To reduce Lydia Tár to a metaphor or a representation of problematic celebrity artist is to deny the power of film as an empathetic medium. Lydia, in the reality that Field and his collaborators have created, is a human being. One who struggles to square the way she sees herself with the way the world sees her, just as we all do each and every day we exist in our own lives. She is simultaneously a liar, a potential abuser, an egotistical fuck, a genius, a fraud, a mentor, a woman, a mother, a partner, a composer, and a conductor among many other things. By viewing Lydia as a human being, we can better understand not only those in our lives who we view as imperfect, but our own flawed selves.
The ten films that moved me more than any other in 2022:
1. Tár, Field
2. Babylon, Chazelle
3. Strawberry Mansion, Audley & Birney
4. Stars at Noon, Denis
5. Cha Cha Real Smooth, Raiff
6. Bones and All, Guadagnino
7. Decision to Leave, Chan-wook

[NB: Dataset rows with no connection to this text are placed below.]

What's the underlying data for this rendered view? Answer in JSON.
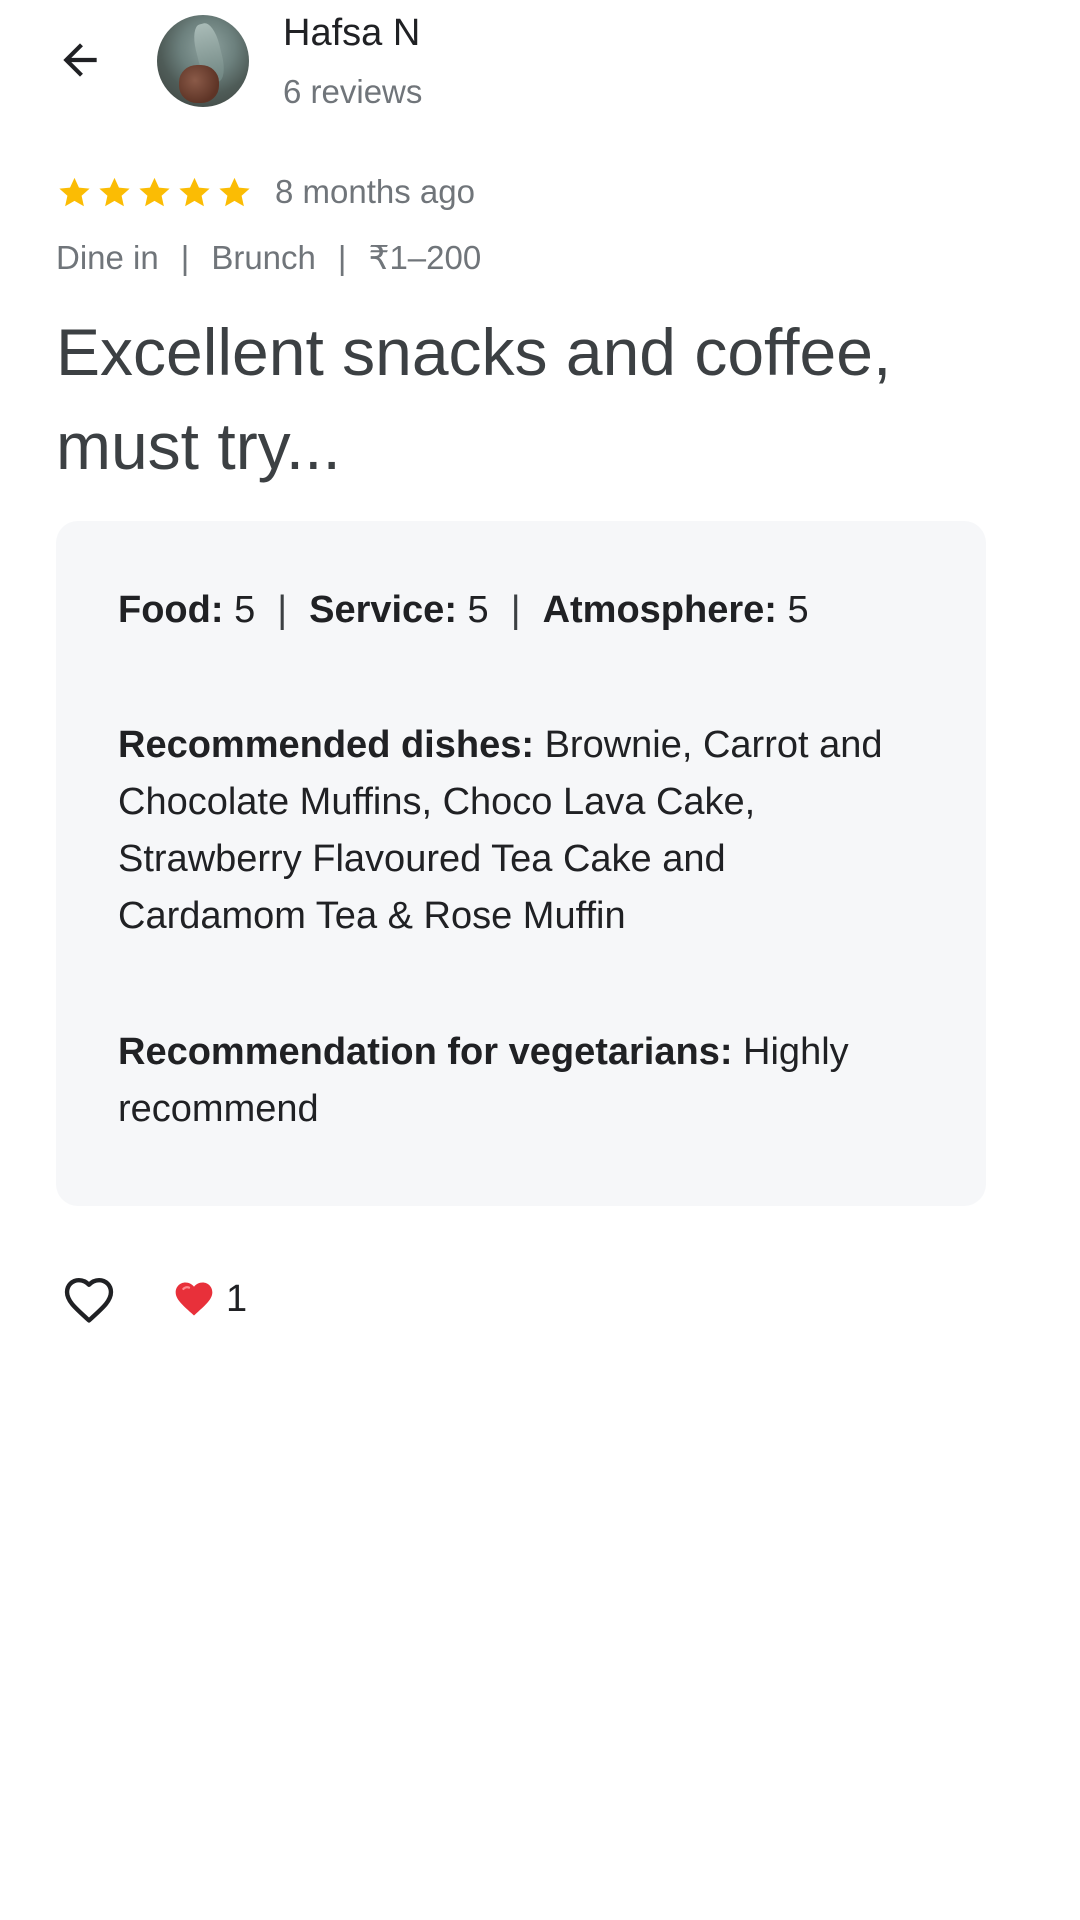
{
  "reviewer": {
    "name": "Hafsa N",
    "review_count": "6 reviews"
  },
  "review": {
    "rating": 5,
    "rating_max": 5,
    "time_ago": "8 months ago",
    "tags": [
      "Dine in",
      "Brunch",
      "₹1–200"
    ],
    "title": "Excellent snacks and coffee, must try..."
  },
  "details": {
    "scores": [
      {
        "label": "Food:",
        "value": "5"
      },
      {
        "label": "Service:",
        "value": "5"
      },
      {
        "label": "Atmosphere:",
        "value": "5"
      }
    ],
    "recommended_dishes": {
      "label": "Recommended dishes:",
      "value": "Brownie, Carrot and Chocolate Muffins, Choco Lava Cake, Strawberry Flavoured Tea Cake and Cardamom Tea & Rose Muffin"
    },
    "vegetarian": {
      "label": "Recommendation for vegetarians:",
      "value": "Highly recommend"
    }
  },
  "actions": {
    "reaction_count": "1"
  },
  "icons": {
    "back": "arrow-back-icon",
    "like": "heart-outline-icon",
    "reaction": "red-heart-icon",
    "star": "star-filled-icon"
  },
  "colors": {
    "star": "#fbbc04",
    "reaction_heart": "#e8303a",
    "card_bg": "#f6f7f9",
    "secondary_text": "#70757a"
  }
}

8. Sharp Stick, Dunham
9. Speak No Evil, Tafdrup
10. Ambulance, Bay